Mr. Gulen insists that his movement keeps equal distance from every Turkish government, seeking no office — and also from foreign governments.
But some analysts say American officials have at least tacitly supported the movement as a moderating presence in places like Turkic parts of Central Asia, where Mr. Gulen sent hundreds of volunteer teachers after the Soviet breakup.
“These schools provide alternatives to youths so they don’t have to join terrorist groups,” said Helen Rose Ebaugh, a University of Houston sociologist who studied the movement.
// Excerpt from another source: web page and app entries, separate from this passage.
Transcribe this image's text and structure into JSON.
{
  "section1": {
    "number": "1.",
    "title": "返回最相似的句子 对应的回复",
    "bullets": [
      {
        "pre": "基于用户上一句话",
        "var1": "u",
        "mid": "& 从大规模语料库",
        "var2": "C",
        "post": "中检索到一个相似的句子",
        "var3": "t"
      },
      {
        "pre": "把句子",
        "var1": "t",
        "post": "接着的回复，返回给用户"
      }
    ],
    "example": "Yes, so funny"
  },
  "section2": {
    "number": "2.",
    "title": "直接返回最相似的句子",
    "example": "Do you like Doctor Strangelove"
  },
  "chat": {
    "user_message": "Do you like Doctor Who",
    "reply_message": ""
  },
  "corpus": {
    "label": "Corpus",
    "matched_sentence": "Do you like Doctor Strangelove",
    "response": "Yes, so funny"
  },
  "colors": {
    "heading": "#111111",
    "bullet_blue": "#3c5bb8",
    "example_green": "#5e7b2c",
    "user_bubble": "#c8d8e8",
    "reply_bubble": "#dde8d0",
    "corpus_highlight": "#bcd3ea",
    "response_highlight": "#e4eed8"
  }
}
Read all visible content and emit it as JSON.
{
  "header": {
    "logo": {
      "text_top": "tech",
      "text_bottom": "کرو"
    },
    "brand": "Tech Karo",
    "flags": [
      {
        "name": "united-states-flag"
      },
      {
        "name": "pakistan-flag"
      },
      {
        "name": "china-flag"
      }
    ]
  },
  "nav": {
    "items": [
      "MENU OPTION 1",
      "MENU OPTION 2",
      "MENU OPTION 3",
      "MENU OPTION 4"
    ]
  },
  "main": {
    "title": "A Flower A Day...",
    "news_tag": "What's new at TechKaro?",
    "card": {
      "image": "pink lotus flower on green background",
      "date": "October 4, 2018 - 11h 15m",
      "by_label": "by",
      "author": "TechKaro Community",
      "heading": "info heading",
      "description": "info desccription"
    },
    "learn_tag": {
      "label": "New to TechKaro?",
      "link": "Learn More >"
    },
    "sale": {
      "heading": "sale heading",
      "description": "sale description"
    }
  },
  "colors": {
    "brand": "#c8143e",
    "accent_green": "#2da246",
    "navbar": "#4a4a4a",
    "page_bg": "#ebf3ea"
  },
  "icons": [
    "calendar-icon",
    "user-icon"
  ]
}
She said an administrator of the Gulen-linked Fatih University in Istanbul told her that Mr. Gulen had adamantly opposed the notion of accepting education funds offered by Saudi Arabia, “because it’ll be interpreted as support from the Saudi government.”
At a time when the Turkish government has bitterly denounced Israel over the violent clash with the aid flotilla headed for Gaza, Mr. Gulen instead found fault with flotilla organizers, saying that they should have sought advance Israeli approval instead of “defying authority.” (He said in an e-mail exchange that “the worst state and the worst government are far better than statelessness and chaos.”)
While he might at times support some “positive actions” by Turkish governments, he said, “that does not mean we in any way make policy recommendations to them, nor do we ever act under their influence.”
Nonetheless, any governing party, religious or secular, “cannot ignore the realities in Turkey,” he said, in comments translated by an aide. “There is a huge mass that practices Islam, and the mosques are filling up with people every day.” At the same time, he said, any government has to take religious minorities — whether Nestorian Christians, Protestants or Jews — into account.
Since 1999, Turkey’s heated politics and his own poor health have kept Mr. Gulen restricted to his compound in Pennsylvania, which has a constantly manned gatehouse. He largely keeps to two or three rooms in a large chocolate-brown building.
In a room lined with Turkish art and artifacts, Mr. Gulen reads extensively — from Shakespeare to Kant to the Sufi poets. Health permitting, he emerges every few days to answer visitors’ questions in a large adjoining room. A loft, protected from view, allows women to listen without mixing with men.
“In the U.S.,” he said, “I have hoped not being disturbed or harmed by those who carry radical ideologies from Turkey, Afghanistan, Pakistan or some other countries. I am America’s guest.”
An earlier version of this article misstated the extent of the involvement of Fethullah Gulen, a Muslim preacher, in the founding of an international network of schools, hospitals and businesses. Mr. Gulen inspired their founding but was not directly involved in the creation of many of the institutions. The article also misspelled the name of a univeity in Istanbul. It is Fatih University, not Fathi.